Well all the questions above and many more can be answered by this amazing book chapter. It's a perfect introductory text for people interested in metals in biology. Here is the abstract :
http://onlinelibrary.wiley.com/doi/10.1002/9781119951438.eibc0257.pub2/abstractCells synthesize biological metallocenters by use of several recurring themes, often with multiple themes combined into a single pathway. In the simplest situation, binding of a metal ion to a biological ligand occurs by reversible thermodynamic control; however, the prevalence of metallocenters deeply buried within macromolecules, the exceedingly low concentrations of free metal ions within cells, and the sophisticated structures of many metal-containing active sites and cofactors provide evidence that alternative and more complex approaches must also exist.

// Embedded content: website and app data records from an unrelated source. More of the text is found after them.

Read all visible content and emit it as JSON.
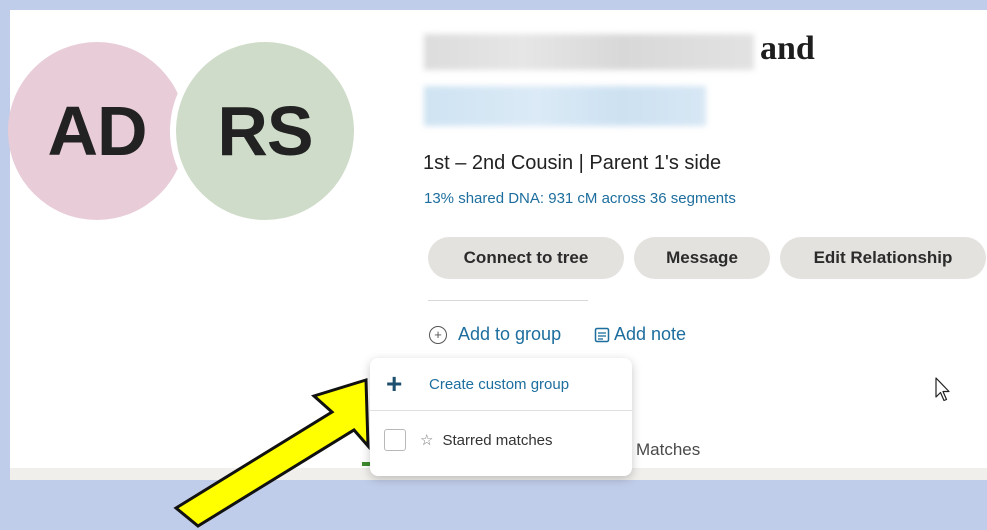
{
  "avatars": {
    "first_initials": "AD",
    "second_initials": "RS"
  },
  "match": {
    "name_connector": "and",
    "relationship": "1st – 2nd Cousin | Parent 1's side",
    "shared_dna": "13% shared DNA: 931 cM across 36 segments"
  },
  "actions": {
    "connect_label": "Connect to tree",
    "message_label": "Message",
    "edit_label": "Edit Relationship"
  },
  "links": {
    "add_group_label": "Add to group",
    "add_note_label": "Add note"
  },
  "dropdown": {
    "create_label": "Create custom group",
    "starred_label": "Starred matches"
  },
  "tabs": {
    "matches_label": "Matches"
  },
  "colors": {
    "accent_blue": "#1d6e9e",
    "avatar_pink": "#e8ccd8",
    "avatar_green": "#cfdcc9",
    "highlight_arrow": "#ffff00"
  }
}
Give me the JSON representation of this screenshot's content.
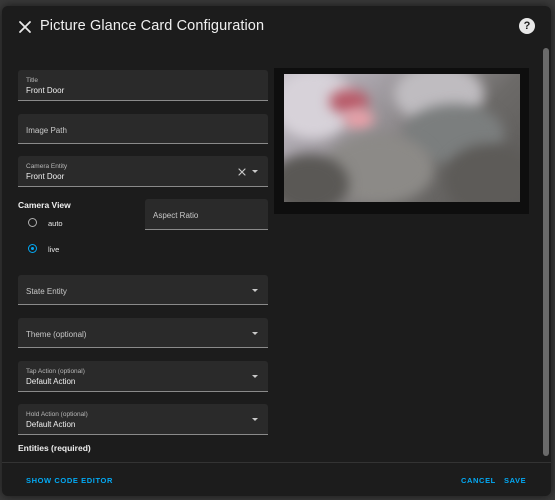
{
  "dialog": {
    "title": "Picture Glance Card Configuration"
  },
  "fields": {
    "title": {
      "label": "Title",
      "value": "Front Door"
    },
    "image_path": {
      "placeholder": "Image Path"
    },
    "camera_entity": {
      "label": "Camera Entity",
      "value": "Front Door"
    },
    "aspect_ratio": {
      "placeholder": "Aspect Ratio"
    },
    "state_entity": {
      "placeholder": "State Entity"
    },
    "theme": {
      "placeholder": "Theme (optional)"
    },
    "tap_action": {
      "label": "Tap Action (optional)",
      "value": "Default Action"
    },
    "hold_action": {
      "label": "Hold Action (optional)",
      "value": "Default Action"
    }
  },
  "camera_view": {
    "label": "Camera View",
    "options": [
      {
        "label": "auto",
        "checked": false
      },
      {
        "label": "live",
        "checked": true
      }
    ]
  },
  "entities": {
    "label": "Entities (required)"
  },
  "footer": {
    "show_code_editor": "SHOW CODE EDITOR",
    "cancel": "CANCEL",
    "save": "SAVE"
  },
  "colors": {
    "accent": "#03a9f4",
    "dialog_bg": "#1c1c1c",
    "field_bg": "#2a2a2a"
  }
}
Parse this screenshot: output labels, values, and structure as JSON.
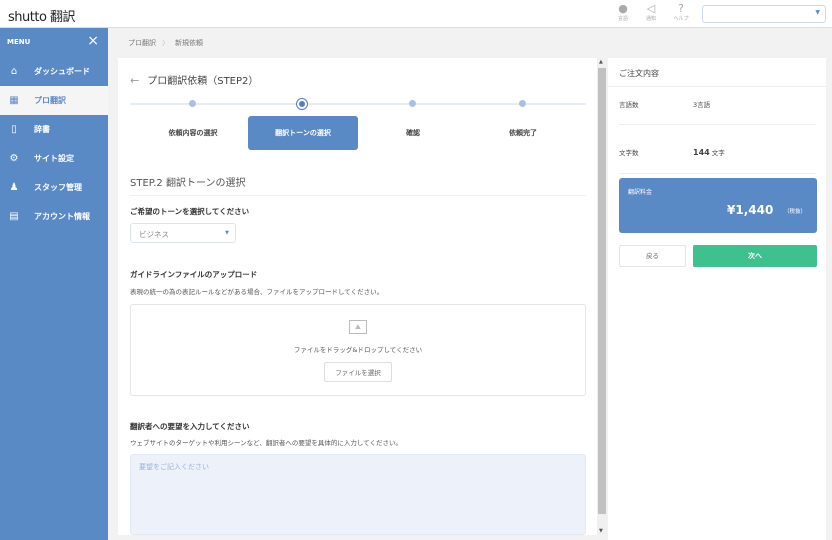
{
  "header": {
    "logo": "shutto 翻訳",
    "icons": [
      {
        "name": "globe-icon",
        "label": "言語",
        "glyph": "●"
      },
      {
        "name": "bell-icon",
        "label": "通知",
        "glyph": "◁"
      },
      {
        "name": "help-icon",
        "label": "ヘルプ",
        "glyph": "?"
      }
    ],
    "select_value": ""
  },
  "sidebar": {
    "menu_label": "MENU",
    "close": "×",
    "items": [
      {
        "label": "ダッシュボード",
        "icon": "⌂"
      },
      {
        "label": "プロ翻訳",
        "icon": "▦"
      },
      {
        "label": "辞書",
        "icon": "▯"
      },
      {
        "label": "サイト設定",
        "icon": "⚙"
      },
      {
        "label": "スタッフ管理",
        "icon": "♟"
      },
      {
        "label": "アカウント情報",
        "icon": "▤"
      }
    ]
  },
  "breadcrumb": {
    "items": [
      "プロ翻訳",
      "新規依頼"
    ],
    "sep": "〉"
  },
  "main": {
    "back": "←",
    "title": "プロ翻訳依頼（STEP2）",
    "steps": [
      "依頼内容の選択",
      "翻訳トーンの選択",
      "確認",
      "依頼完了"
    ],
    "active_step": 2,
    "section_title": "STEP.2 翻訳トーンの選択",
    "tone_label": "ご希望のトーンを選択してください",
    "tone_value": "ビジネス",
    "upload_label": "ガイドラインファイルのアップロード",
    "upload_desc": "表現の統一の為の表記ルールなどがある場合、ファイルをアップロードしてください。",
    "drop_text": "ファイルをドラッグ&ドロップしてください",
    "file_button": "ファイルを選択",
    "request_label": "翻訳者への要望を入力してください",
    "request_desc": "ウェブサイトのターゲットや利用シーンなど、翻訳者への要望を具体的に入力してください。",
    "request_placeholder": "要望をご記入ください"
  },
  "order": {
    "title": "ご注文内容",
    "lang_label": "言語数",
    "lang_value": "3言語",
    "chars_label": "文字数",
    "chars_value": "144",
    "chars_unit": "文字",
    "fee_label": "翻訳料金",
    "fee": "¥1,440",
    "tax": "（税抜）",
    "back": "戻る",
    "next": "次へ"
  },
  "colors": {
    "primary": "#5a8ac6",
    "success": "#3fc18f"
  }
}
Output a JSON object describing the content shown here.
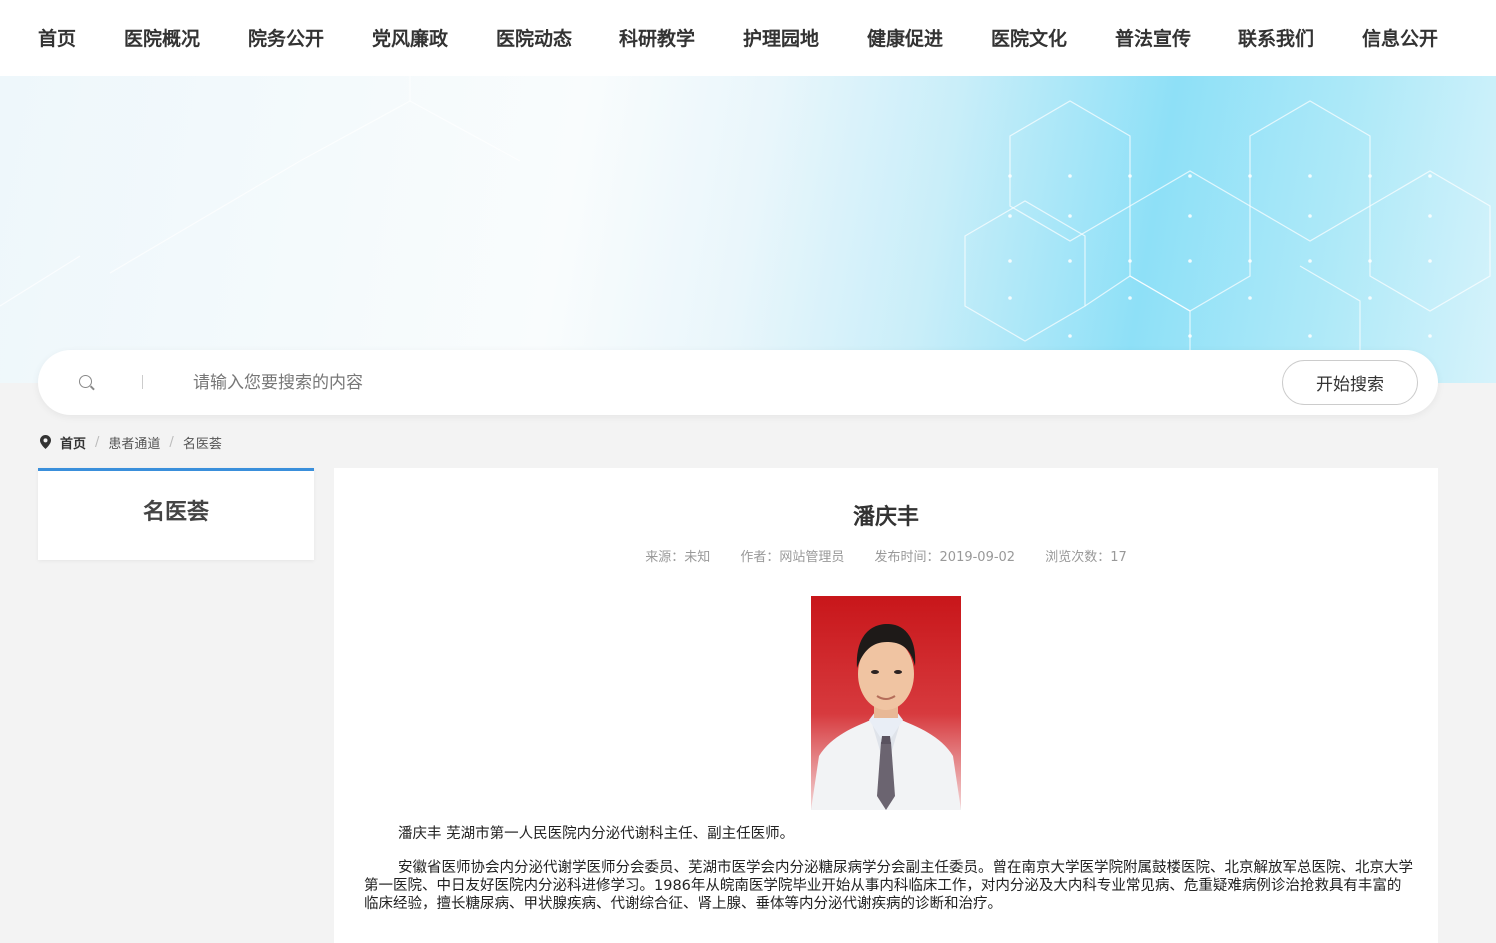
{
  "nav": {
    "items": [
      {
        "label": "首页"
      },
      {
        "label": "医院概况"
      },
      {
        "label": "院务公开"
      },
      {
        "label": "党风廉政"
      },
      {
        "label": "医院动态"
      },
      {
        "label": "科研教学"
      },
      {
        "label": "护理园地"
      },
      {
        "label": "健康促进"
      },
      {
        "label": "医院文化"
      },
      {
        "label": "普法宣传"
      },
      {
        "label": "联系我们"
      },
      {
        "label": "信息公开"
      }
    ]
  },
  "search": {
    "placeholder": "请输入您要搜索的内容",
    "button_label": "开始搜索",
    "icon": "search-icon"
  },
  "breadcrumb": {
    "icon": "location-pin-icon",
    "items": [
      "首页",
      "患者通道",
      "名医荟"
    ],
    "separator": "/"
  },
  "sidebar": {
    "title": "名医荟",
    "accent_color": "#3a8fdb"
  },
  "article": {
    "title": "潘庆丰",
    "meta": {
      "source": "来源：未知",
      "author": "作者：网站管理员",
      "date": "发布时间：2019-09-02",
      "views": "浏览次数：17"
    },
    "paragraphs": [
      "潘庆丰 芜湖市第一人民医院内分泌代谢科主任、副主任医师。",
      "安徽省医师协会内分泌代谢学医师分会委员、芜湖市医学会内分泌糖尿病学分会副主任委员。曾在南京大学医学院附属鼓楼医院、北京解放军总医院、北京大学第一医院、中日友好医院内分泌科进修学习。1986年从皖南医学院毕业开始从事内科临床工作，对内分泌及大内科专业常见病、危重疑难病例诊治抢救具有丰富的临床经验，擅长糖尿病、甲状腺疾病、代谢综合征、肾上腺、垂体等内分泌代谢疾病的诊断和治疗。"
    ]
  }
}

In some cases, metal binding is accompanied by posttranslational modification of the target protein, either before or after the metal binds. Many metallocenters contain additional components that are added along with the metal ion. In other cases, metallochaperones are used to deliver the metal of interest to an apoprotein. Another alternative is to incorporate the metal into a protein subunit that subsequently swaps for an apoprotein subunit in the native protein. In addition, electron-transfer reactions may be coupled with metal assembly. Other proteins require a preassembled metal-containing cofactor rather than just the free metal ions. The cofactor may bind reversibly or be delivered by a chaperone, and scaffolding proteins may be used to provide a framework for construction of such a cofactor. Covalent attachment of the cofactor occurs in some cases. Finally, molecular chaperones that directly or indirectly alter the conformation of the target apoprotein may be utilized. In many cases, the function of the molecular chaperone is coupled to nucleotide triphosphate hydrolysis. Examples are provided for each of these metallocenter biosynthetic mechanisms.